(How to complete this task): Whenever a line of the records below contains the word "data", copy that line.

App and web page records:
_ _ _ _ _ _ _

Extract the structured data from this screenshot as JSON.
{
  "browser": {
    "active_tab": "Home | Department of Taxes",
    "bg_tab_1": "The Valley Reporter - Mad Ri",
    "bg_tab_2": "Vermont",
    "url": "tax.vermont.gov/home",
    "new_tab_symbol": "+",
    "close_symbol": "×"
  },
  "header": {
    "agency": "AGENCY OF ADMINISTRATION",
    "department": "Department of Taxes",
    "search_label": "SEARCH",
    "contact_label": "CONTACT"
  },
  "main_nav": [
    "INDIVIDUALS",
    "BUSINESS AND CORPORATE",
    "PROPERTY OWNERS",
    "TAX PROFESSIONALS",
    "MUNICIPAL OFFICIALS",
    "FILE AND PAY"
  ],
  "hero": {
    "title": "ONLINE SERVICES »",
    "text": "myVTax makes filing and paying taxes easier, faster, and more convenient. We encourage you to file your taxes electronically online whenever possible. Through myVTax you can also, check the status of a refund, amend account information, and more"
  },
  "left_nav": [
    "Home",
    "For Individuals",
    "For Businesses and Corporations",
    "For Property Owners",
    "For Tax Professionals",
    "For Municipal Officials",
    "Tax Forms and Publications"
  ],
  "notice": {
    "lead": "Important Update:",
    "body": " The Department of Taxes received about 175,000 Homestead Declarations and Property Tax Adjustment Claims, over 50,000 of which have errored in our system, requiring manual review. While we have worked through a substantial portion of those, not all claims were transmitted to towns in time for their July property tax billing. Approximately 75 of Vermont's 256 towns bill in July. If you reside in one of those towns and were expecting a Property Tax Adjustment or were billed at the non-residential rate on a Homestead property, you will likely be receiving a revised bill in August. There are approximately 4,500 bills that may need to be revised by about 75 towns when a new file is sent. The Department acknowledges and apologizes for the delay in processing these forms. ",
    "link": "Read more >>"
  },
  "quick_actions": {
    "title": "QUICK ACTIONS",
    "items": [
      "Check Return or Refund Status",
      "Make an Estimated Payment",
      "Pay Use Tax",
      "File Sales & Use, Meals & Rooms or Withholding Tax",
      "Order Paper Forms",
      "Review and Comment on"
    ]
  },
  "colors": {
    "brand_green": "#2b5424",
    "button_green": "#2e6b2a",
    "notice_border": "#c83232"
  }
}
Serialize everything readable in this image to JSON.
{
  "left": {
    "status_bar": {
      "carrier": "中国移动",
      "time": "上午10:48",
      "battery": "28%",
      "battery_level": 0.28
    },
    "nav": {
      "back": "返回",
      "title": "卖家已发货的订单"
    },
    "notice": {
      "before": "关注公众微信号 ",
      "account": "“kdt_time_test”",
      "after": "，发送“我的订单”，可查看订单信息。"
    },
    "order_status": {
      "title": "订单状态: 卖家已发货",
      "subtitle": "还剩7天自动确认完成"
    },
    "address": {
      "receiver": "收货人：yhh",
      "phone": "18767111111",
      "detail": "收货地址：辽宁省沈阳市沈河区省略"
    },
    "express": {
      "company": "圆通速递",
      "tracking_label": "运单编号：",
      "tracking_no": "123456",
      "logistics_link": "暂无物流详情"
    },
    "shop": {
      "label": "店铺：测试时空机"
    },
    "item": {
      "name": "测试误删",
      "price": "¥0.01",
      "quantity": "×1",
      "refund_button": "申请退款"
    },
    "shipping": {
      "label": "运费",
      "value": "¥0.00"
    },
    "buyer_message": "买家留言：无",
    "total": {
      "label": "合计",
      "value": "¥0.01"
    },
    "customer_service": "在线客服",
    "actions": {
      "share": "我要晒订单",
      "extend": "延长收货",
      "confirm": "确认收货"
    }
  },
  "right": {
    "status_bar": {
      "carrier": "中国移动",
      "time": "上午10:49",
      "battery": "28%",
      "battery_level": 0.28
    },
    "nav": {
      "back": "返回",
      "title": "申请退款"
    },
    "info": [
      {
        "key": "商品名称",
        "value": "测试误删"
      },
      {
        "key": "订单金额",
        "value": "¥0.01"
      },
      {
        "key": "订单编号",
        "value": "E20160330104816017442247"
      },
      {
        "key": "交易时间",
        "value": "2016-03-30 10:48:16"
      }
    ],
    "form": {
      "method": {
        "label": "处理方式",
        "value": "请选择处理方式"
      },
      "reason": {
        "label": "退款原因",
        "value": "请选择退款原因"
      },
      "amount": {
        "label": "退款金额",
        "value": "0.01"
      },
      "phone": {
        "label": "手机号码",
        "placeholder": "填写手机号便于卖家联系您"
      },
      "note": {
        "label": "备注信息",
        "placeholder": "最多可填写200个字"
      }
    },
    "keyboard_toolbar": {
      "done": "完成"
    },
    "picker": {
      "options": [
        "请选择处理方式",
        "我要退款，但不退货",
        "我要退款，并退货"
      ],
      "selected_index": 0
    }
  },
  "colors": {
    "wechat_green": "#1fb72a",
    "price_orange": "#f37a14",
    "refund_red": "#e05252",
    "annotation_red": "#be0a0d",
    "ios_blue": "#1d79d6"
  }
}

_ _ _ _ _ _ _

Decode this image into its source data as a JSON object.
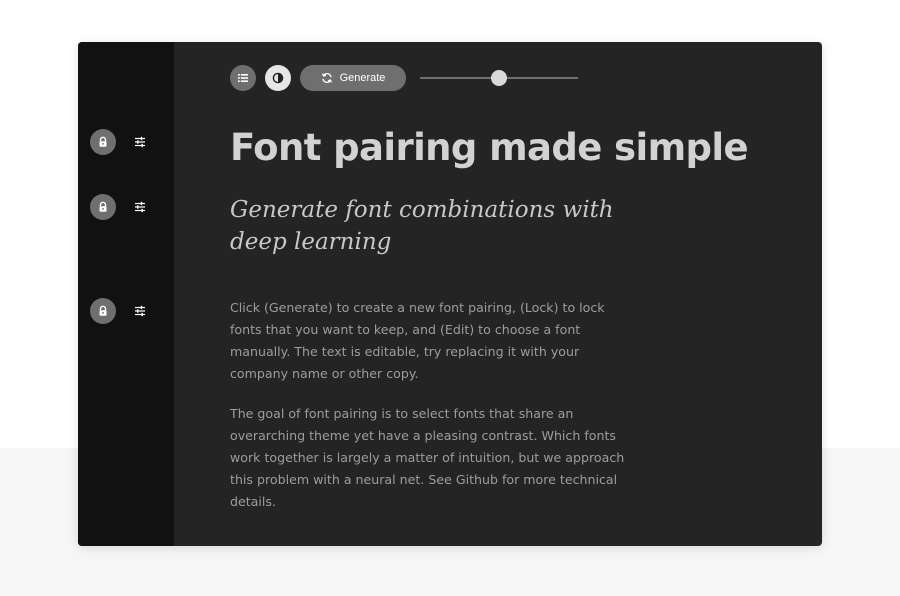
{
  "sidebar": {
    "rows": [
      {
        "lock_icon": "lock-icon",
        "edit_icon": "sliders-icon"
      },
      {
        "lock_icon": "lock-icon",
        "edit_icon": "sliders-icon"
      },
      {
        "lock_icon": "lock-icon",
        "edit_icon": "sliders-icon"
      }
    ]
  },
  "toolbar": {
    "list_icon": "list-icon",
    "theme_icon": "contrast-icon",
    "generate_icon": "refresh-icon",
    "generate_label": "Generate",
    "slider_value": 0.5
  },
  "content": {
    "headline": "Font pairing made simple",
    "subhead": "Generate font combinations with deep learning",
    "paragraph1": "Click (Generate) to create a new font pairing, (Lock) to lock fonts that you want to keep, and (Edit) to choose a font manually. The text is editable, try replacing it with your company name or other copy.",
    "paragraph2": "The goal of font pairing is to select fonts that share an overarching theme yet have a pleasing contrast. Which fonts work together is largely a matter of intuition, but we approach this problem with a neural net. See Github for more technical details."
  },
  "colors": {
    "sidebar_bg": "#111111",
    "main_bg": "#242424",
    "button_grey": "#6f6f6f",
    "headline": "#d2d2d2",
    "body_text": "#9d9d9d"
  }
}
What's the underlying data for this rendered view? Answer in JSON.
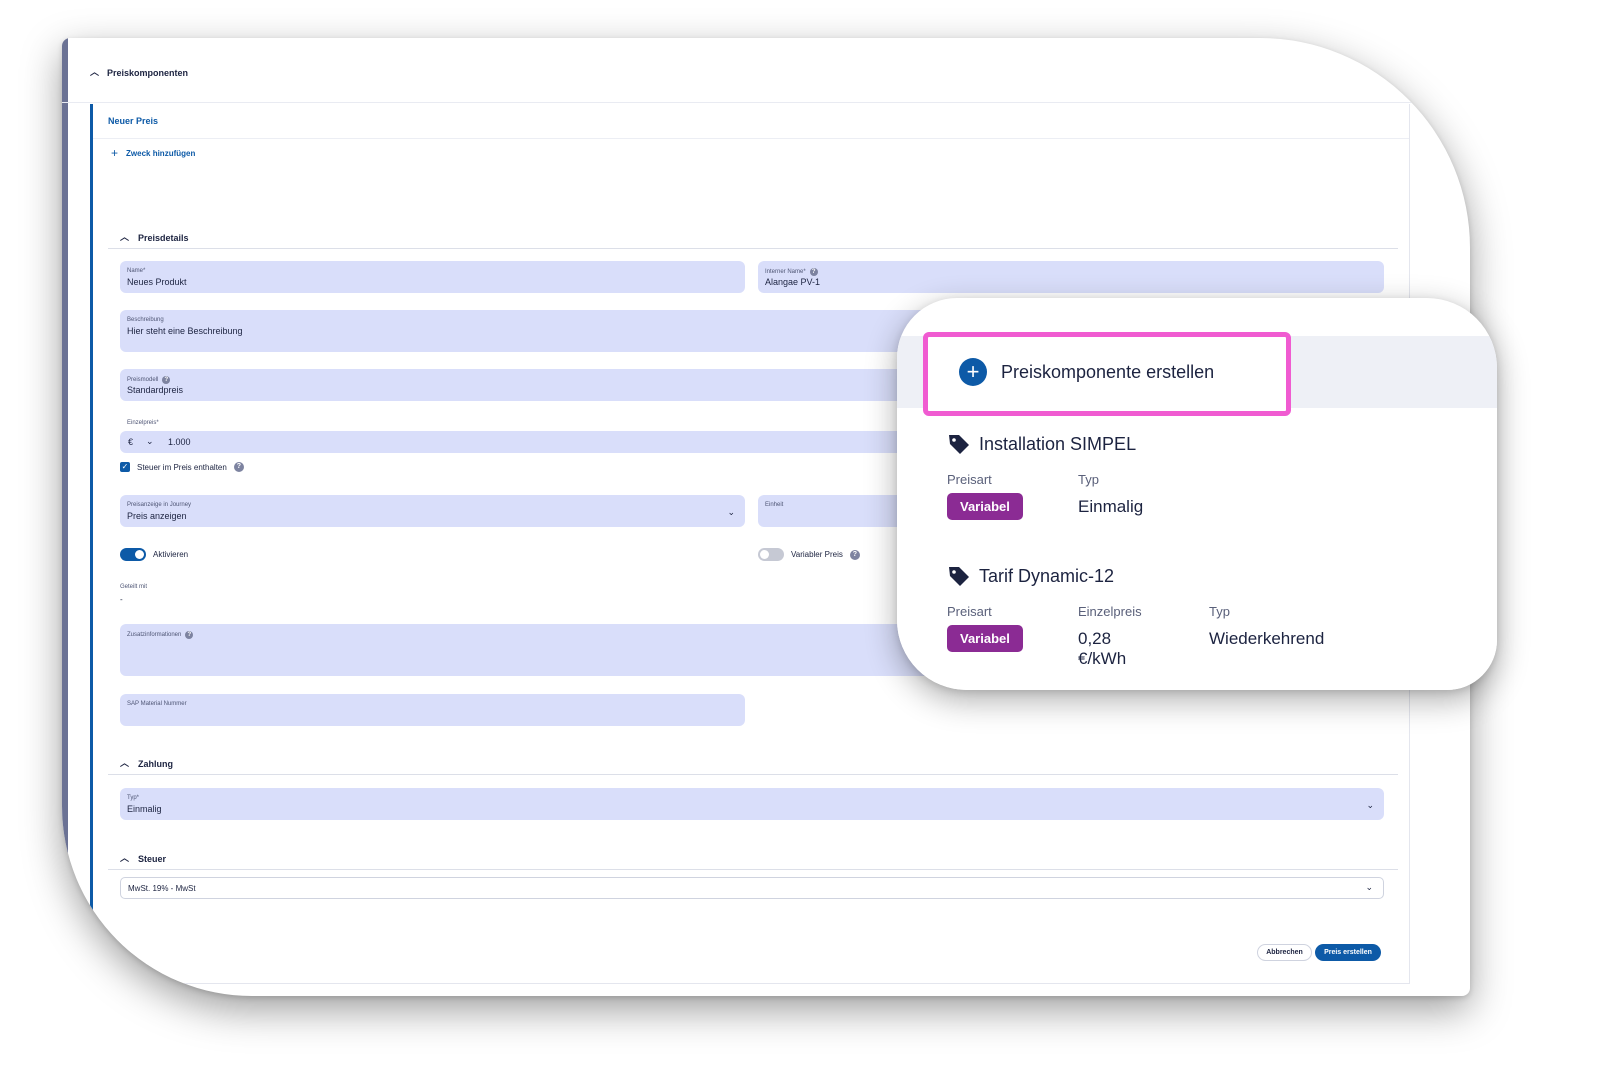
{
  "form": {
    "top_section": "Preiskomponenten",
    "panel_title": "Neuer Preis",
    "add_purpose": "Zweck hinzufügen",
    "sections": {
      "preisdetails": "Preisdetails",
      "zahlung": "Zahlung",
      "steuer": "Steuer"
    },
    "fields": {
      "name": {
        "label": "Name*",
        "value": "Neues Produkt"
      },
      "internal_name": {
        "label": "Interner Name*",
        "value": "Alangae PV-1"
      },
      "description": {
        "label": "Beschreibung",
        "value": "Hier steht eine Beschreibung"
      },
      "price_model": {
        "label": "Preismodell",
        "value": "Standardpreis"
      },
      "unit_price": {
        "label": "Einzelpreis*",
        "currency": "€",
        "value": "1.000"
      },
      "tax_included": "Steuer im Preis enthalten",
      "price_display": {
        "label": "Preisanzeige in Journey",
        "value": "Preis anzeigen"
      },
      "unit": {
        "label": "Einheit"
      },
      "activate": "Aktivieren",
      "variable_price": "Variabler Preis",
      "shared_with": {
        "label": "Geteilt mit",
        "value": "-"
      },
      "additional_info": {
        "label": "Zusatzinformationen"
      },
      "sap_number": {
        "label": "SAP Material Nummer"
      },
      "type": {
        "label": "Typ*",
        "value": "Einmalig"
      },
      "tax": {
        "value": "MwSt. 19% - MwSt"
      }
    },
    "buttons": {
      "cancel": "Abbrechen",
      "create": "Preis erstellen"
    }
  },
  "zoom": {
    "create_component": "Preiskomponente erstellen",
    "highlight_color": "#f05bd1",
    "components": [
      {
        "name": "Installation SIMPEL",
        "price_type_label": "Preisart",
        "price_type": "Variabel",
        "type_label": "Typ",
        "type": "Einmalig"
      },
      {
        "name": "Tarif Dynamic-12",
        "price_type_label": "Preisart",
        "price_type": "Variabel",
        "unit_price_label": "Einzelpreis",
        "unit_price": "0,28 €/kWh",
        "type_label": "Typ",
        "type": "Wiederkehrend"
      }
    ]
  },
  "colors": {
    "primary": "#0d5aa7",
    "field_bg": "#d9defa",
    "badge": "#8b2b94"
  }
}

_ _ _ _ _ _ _

(Worked solution):
Extract the structured data from this screenshot as JSON.
Decode this image into its source data as a JSON object.
What's the underlying data for this rendered view? Answer in JSON.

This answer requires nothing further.